Strawberry Says His Cancer Is Back
Strawberry Says His Cancer Is Back
Jul. 28, 2000
TAMPA, Fla. (AP) _ Darryl Strawberry's cancer has returned, adding to the string of misfortunes and legal problems besetting the suspended New York Yankees slugger.
As he faced questions about his probation, Strawberry said Friday his first priority would be to fight his cancer.
``Physically, I have some situations coming up right now that's going to be real difficult for me,'' Strawberry said without elaborating. ``So I have to deal with them at this point.''
Asked by reporters if his cancer had returned, the eight-time All-Star replied: ``Yes,'' and walked away.
The 38-year-old outfielder would not comment on the possibility that he violated terms of probation on April 1999 charges of possessing cocaine and soliciting a prostitute.
Strawberry was diagnosed with colon cancer in 1998 and underwent surgery and chemotherapy. In January, he said a test showed his colon was free of cancer.
A CT scan suggests the possibility his colon cancer has spread to lymph nodes that were nearby his original tumor, and he will undergo more tests next week, said Strawberry's agent, Eric Grossman
``I have a wonderful family and a beautiful new baby that I look forward to watching grow up, and I intend to do whatever it takes to tackle this problem so that I can enjoy the rest of my life with them,'' Strawberry said in a statement released by Grossman.
In Minnesota before the Yankees' game with the Twins, manager Joe Torre told a hushed clubhouse of the latest news about Strawberry.
``I'm sick to my stomach. You know it's always there, that danger or potential of it coming back. It's just very sad,'' said Torre, who successfully battled prostate cancer. ``Thank God there's just so many other ways to treat cancers today.''
Shortstop Derek Jeter added: ``Everyone's shocked again. It's just unfortunate. Hopefully, everything will be all right.
``He's had a streak of misfortunes. ... Just when you think you've gotten over cancer, and it comes right back.''
Earlier Friday, Strawberry had a regularly scheduled meeting with corrections officials, and was questioned about why he left his drug aftercare program _ a possible violation of his probation.
Joe Papy, regional director for the Florida Department of Corrections, declined to discuss what Strawberry told officers or whether Strawberry cited his health as the reason for leaving Sobrenity Inc.'s outpatient program early.
He said Strawberry appeared to be forthright with his answers and provided names of people who could corroborate his story. The next step is to contact those people.
Papy said Strawberry passed his drug test Friday, just as he has three times a week since January, and that there have been no indications that the outfielder has been drinking.
While still undergoing chemotherapy, Strawberry returned to baseball in March 1999. A month later, he was charged with possessing cocaine and soliciting a prostitute.
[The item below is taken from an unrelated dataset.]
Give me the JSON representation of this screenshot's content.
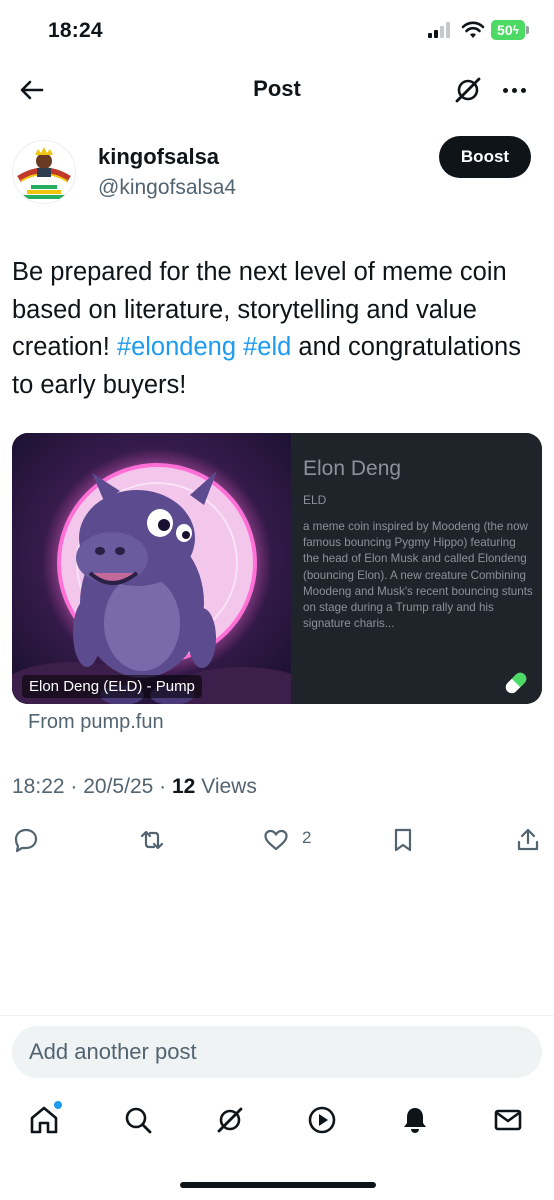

Pleading no contest, Strawberry was sentenced to 18 months' probation and 100 hours of community service.
Strawberry also was questioned about a Sports Illustrated report that he joined a swingers club last month and has been seen there on several occasions since he first visited with a friend and was told membership was required for admittance.
The magazine also ran a photograph of Strawberry posing with a woman identified as a member of the club.
As part of his probation, Strawberry was ordered not to use drugs or frequent establishments where the main source of income is alcohol.
Trapeze II, which Sports Illustrated said the eight-time All-Star joined last month, is a Fort Lauderdale club in which alcohol reportedly is not sold. Patrons may bring their own.
Strawberry wrote a letter to commissioner Bud Selig several weeks ago asking that the third drug-related suspension of his career be ended early, a high-ranking baseball official said on the condition he not be identified. The one-year ban is scheduled to run through February. Selig's original ruling did not make any provisions for Strawberry to return early for good behavior.
Strawberry told the New York Daily News he ended his 3 1/2-month stay at the drug clinic because he needs to support his wife and children and explore returning to baseball.
Papy said leaving the clinic early could constitute a violation of parole, but that it was too soon to speculate because authorities had not received a report from Sobrenity Inc.
The corrections official said Strawberry had been enrolled in an outpatient aftercare program since completing an inpatient treatment program.